Interface dataset entries:
---

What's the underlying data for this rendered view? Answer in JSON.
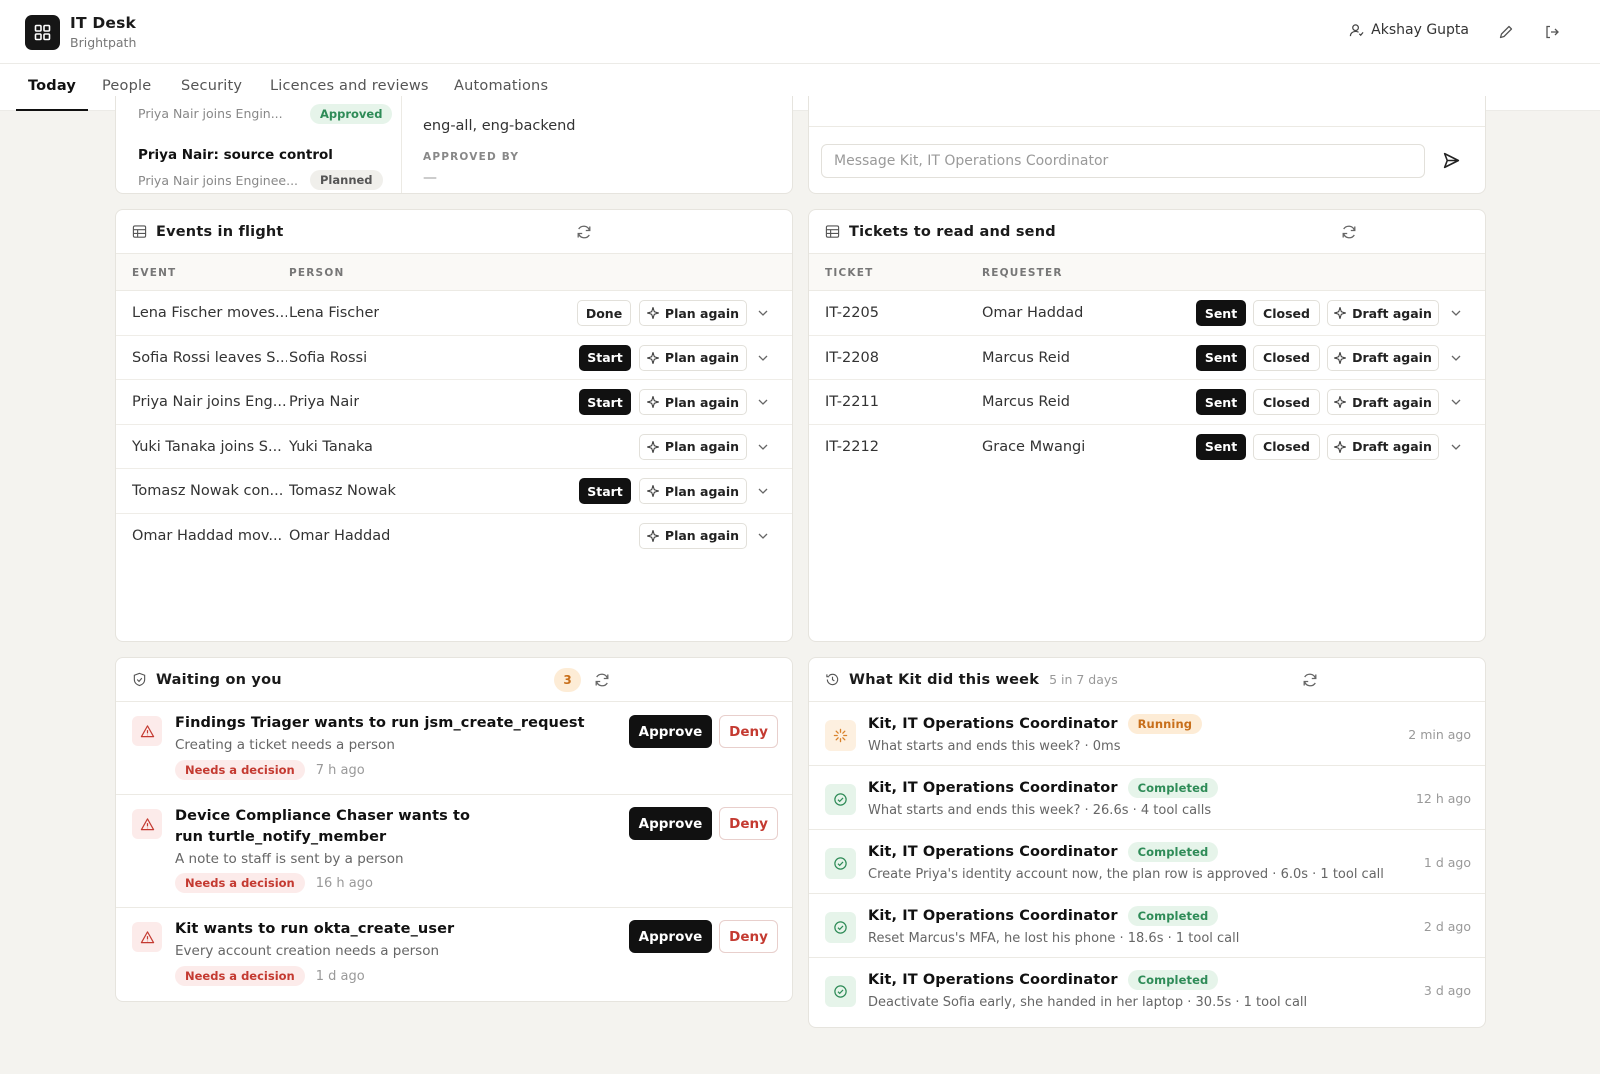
{
  "app": {
    "title": "IT Desk",
    "subtitle": "Brightpath"
  },
  "user": {
    "name": "Akshay Gupta"
  },
  "tabs": [
    "Today",
    "People",
    "Security",
    "Licences and reviews",
    "Automations"
  ],
  "plan_panel": {
    "items": [
      {
        "title": "",
        "sub": "Priya Nair joins Engin...",
        "status": "Approved"
      },
      {
        "title": "Priya Nair: source control",
        "sub": "Priya Nair joins Enginee...",
        "status": "Planned"
      }
    ],
    "detail_value": "eng-all, eng-backend",
    "approved_by_label": "APPROVED BY",
    "approved_by_value": "—"
  },
  "chat": {
    "placeholder": "Message Kit, IT Operations Coordinator"
  },
  "events": {
    "title": "Events in flight",
    "columns": [
      "EVENT",
      "PERSON"
    ],
    "plan_label": "Plan again",
    "rows": [
      {
        "event": "Lena Fischer moves...",
        "person": "Lena Fischer",
        "action": "Done"
      },
      {
        "event": "Sofia Rossi leaves S...",
        "person": "Sofia Rossi",
        "action": "Start"
      },
      {
        "event": "Priya Nair joins Eng...",
        "person": "Priya Nair",
        "action": "Start"
      },
      {
        "event": "Yuki Tanaka joins S...",
        "person": "Yuki Tanaka",
        "action": ""
      },
      {
        "event": "Tomasz Nowak con...",
        "person": "Tomasz Nowak",
        "action": "Start"
      },
      {
        "event": "Omar Haddad mov...",
        "person": "Omar Haddad",
        "action": ""
      }
    ]
  },
  "tickets": {
    "title": "Tickets to read and send",
    "columns": [
      "TICKET",
      "REQUESTER"
    ],
    "sent_label": "Sent",
    "closed_label": "Closed",
    "draft_label": "Draft again",
    "rows": [
      {
        "id": "IT-2205",
        "requester": "Omar Haddad"
      },
      {
        "id": "IT-2208",
        "requester": "Marcus Reid"
      },
      {
        "id": "IT-2211",
        "requester": "Marcus Reid"
      },
      {
        "id": "IT-2212",
        "requester": "Grace Mwangi"
      }
    ]
  },
  "waiting": {
    "title": "Waiting on you",
    "count": "3",
    "approve_label": "Approve",
    "deny_label": "Deny",
    "items": [
      {
        "title": "Findings Triager wants to run jsm_create_request",
        "desc": "Creating a ticket needs a person",
        "badge": "Needs a decision",
        "time": "7 h ago"
      },
      {
        "title": "Device Compliance Chaser wants to run turtle_notify_member",
        "desc": "A note to staff is sent by a person",
        "badge": "Needs a decision",
        "time": "16 h ago"
      },
      {
        "title": "Kit wants to run okta_create_user",
        "desc": "Every account creation needs a person",
        "badge": "Needs a decision",
        "time": "1 d ago"
      }
    ]
  },
  "activity": {
    "title": "What Kit did this week",
    "summary": "5 in 7 days",
    "items": [
      {
        "agent": "Kit, IT Operations Coordinator",
        "status": "Running",
        "desc": "What starts and ends this week? · 0ms",
        "time": "2 min ago"
      },
      {
        "agent": "Kit, IT Operations Coordinator",
        "status": "Completed",
        "desc": "What starts and ends this week? · 26.6s · 4 tool calls",
        "time": "12 h ago"
      },
      {
        "agent": "Kit, IT Operations Coordinator",
        "status": "Completed",
        "desc": "Create Priya's identity account now, the plan row is approved · 6.0s · 1 tool call",
        "time": "1 d ago"
      },
      {
        "agent": "Kit, IT Operations Coordinator",
        "status": "Completed",
        "desc": "Reset Marcus's MFA, he lost his phone · 18.6s · 1 tool call",
        "time": "2 d ago"
      },
      {
        "agent": "Kit, IT Operations Coordinator",
        "status": "Completed",
        "desc": "Deactivate Sofia early, she handed in her laptop · 30.5s · 1 tool call",
        "time": "3 d ago"
      }
    ]
  },
  "colors": {
    "accent": "#111111",
    "danger": "#c43a31",
    "success": "#2e8b57",
    "running": "#d9822b"
  }
}
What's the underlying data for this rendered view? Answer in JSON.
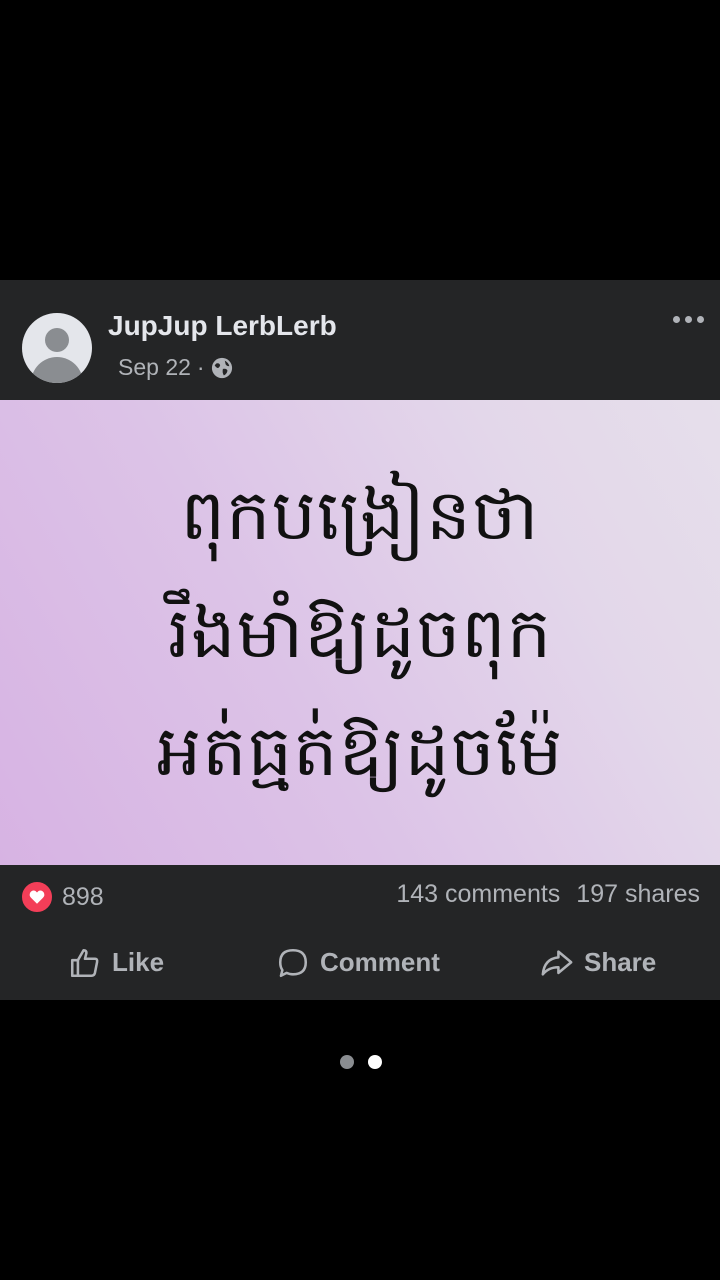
{
  "post": {
    "author": "JupJup LerbLerb",
    "date": "Sep 22",
    "separator": "·",
    "privacy_icon": "globe-icon",
    "more_icon": "more-horizontal-icon",
    "image_text": [
      "ពុកបង្រៀនថា",
      "រឹងមាំឱ្យដូចពុក",
      "អត់ធ្មត់ឱ្យដូចម៉ែ"
    ]
  },
  "stats": {
    "reaction_icon": "love-reaction-icon",
    "reaction_count": "898",
    "comments": "143 comments",
    "shares": "197 shares"
  },
  "actions": {
    "like": "Like",
    "comment": "Comment",
    "share": "Share"
  },
  "carousel": {
    "total": 2,
    "active_index": 1
  },
  "colors": {
    "background": "#000000",
    "card": "#242526",
    "secondary_text": "#b0b3b8",
    "primary_text": "#e4e6eb",
    "love": "#f33e58"
  }
}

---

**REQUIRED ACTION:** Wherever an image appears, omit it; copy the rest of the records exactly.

**ANSWER SPACE:**
What's the underlying data for this rendered view? Answer in JSON.
{
  "app": {
    "title": "IT Desk",
    "subtitle": "Brightpath"
  },
  "user": {
    "name": "Akshay Gupta"
  },
  "tabs": [
    "Today",
    "People",
    "Security",
    "Licences and reviews",
    "Automations"
  ],
  "plan_panel": {
    "items": [
      {
        "title": "",
        "sub": "Priya Nair joins Engin...",
        "status": "Approved"
      },
      {
        "title": "Priya Nair: source control",
        "sub": "Priya Nair joins Enginee...",
        "status": "Planned"
      }
    ],
    "detail_value": "eng-all, eng-backend",
    "approved_by_label": "APPROVED BY",
    "approved_by_value": "—"
  },
  "chat": {
    "placeholder": "Message Kit, IT Operations Coordinator"
  },
  "events": {
    "title": "Events in flight",
    "columns": [
      "EVENT",
      "PERSON"
    ],
    "plan_label": "Plan again",
    "rows": [
      {
        "event": "Lena Fischer moves...",
        "person": "Lena Fischer",
        "action": "Done"
      },
      {
        "event": "Sofia Rossi leaves S...",
        "person": "Sofia Rossi",
        "action": "Start"
      },
      {
        "event": "Priya Nair joins Eng...",
        "person": "Priya Nair",
        "action": "Start"
      },
      {
        "event": "Yuki Tanaka joins S...",
        "person": "Yuki Tanaka",
        "action": ""
      },
      {
        "event": "Tomasz Nowak con...",
        "person": "Tomasz Nowak",
        "action": "Start"
      },
      {
        "event": "Omar Haddad mov...",
        "person": "Omar Haddad",
        "action": ""
      }
    ]
  },
  "tickets": {
    "title": "Tickets to read and send",
    "columns": [
      "TICKET",
      "REQUESTER"
    ],
    "sent_label": "Sent",
    "closed_label": "Closed",
    "draft_label": "Draft again",
    "rows": [
      {
        "id": "IT-2205",
        "requester": "Omar Haddad"
      },
      {
        "id": "IT-2208",
        "requester": "Marcus Reid"
      },
      {
        "id": "IT-2211",
        "requester": "Marcus Reid"
      },
      {
        "id": "IT-2212",
        "requester": "Grace Mwangi"
      }
    ]
  },
  "waiting": {
    "title": "Waiting on you",
    "count": "3",
    "approve_label": "Approve",
    "deny_label": "Deny",
    "items": [
      {
        "title": "Findings Triager wants to run jsm_create_request",
        "desc": "Creating a ticket needs a person",
        "badge": "Needs a decision",
        "time": "7 h ago"
      },
      {
        "title": "Device Compliance Chaser wants to run turtle_notify_member",
        "desc": "A note to staff is sent by a person",
        "badge": "Needs a decision",
        "time": "16 h ago"
      },
      {
        "title": "Kit wants to run okta_create_user",
        "desc": "Every account creation needs a person",
        "badge": "Needs a decision",
        "time": "1 d ago"
      }
    ]
  },
  "activity": {
    "title": "What Kit did this week",
    "summary": "5 in 7 days",
    "items": [
      {
        "agent": "Kit, IT Operations Coordinator",
        "status": "Running",
        "desc": "What starts and ends this week? · 0ms",
        "time": "2 min ago"
      },
      {
        "agent": "Kit, IT Operations Coordinator",
        "status": "Completed",
        "desc": "What starts and ends this week? · 26.6s · 4 tool calls",
        "time": "12 h ago"
      },
      {
        "agent": "Kit, IT Operations Coordinator",
        "status": "Completed",
        "desc": "Create Priya's identity account now, the plan row is approved · 6.0s · 1 tool call",
        "time": "1 d ago"
      },
      {
        "agent": "Kit, IT Operations Coordinator",
        "status": "Completed",
        "desc": "Reset Marcus's MFA, he lost his phone · 18.6s · 1 tool call",
        "time": "2 d ago"
      },
      {
        "agent": "Kit, IT Operations Coordinator",
        "status": "Completed",
        "desc": "Deactivate Sofia early, she handed in her laptop · 30.5s · 1 tool call",
        "time": "3 d ago"
      }
    ]
  },
  "colors": {
    "accent": "#111111",
    "danger": "#c43a31",
    "success": "#2e8b57",
    "running": "#d9822b"
  }
}
What's the underlying data for this rendered view? Answer in JSON.
{
  "post": {
    "author": "JupJup LerbLerb",
    "date": "Sep 22",
    "separator": "·",
    "privacy_icon": "globe-icon",
    "more_icon": "more-horizontal-icon",
    "image_text": [
      "ពុកបង្រៀនថា",
      "រឹងមាំឱ្យដូចពុក",
      "អត់ធ្មត់ឱ្យដូចម៉ែ"
    ]
  },
  "stats": {
    "reaction_icon": "love-reaction-icon",
    "reaction_count": "898",
    "comments": "143 comments",
    "shares": "197 shares"
  },
  "actions": {
    "like": "Like",
    "comment": "Comment",
    "share": "Share"
  },
  "carousel": {
    "total": 2,
    "active_index": 1
  },
  "colors": {
    "background": "#000000",
    "card": "#242526",
    "secondary_text": "#b0b3b8",
    "primary_text": "#e4e6eb",
    "love": "#f33e58"
  }
}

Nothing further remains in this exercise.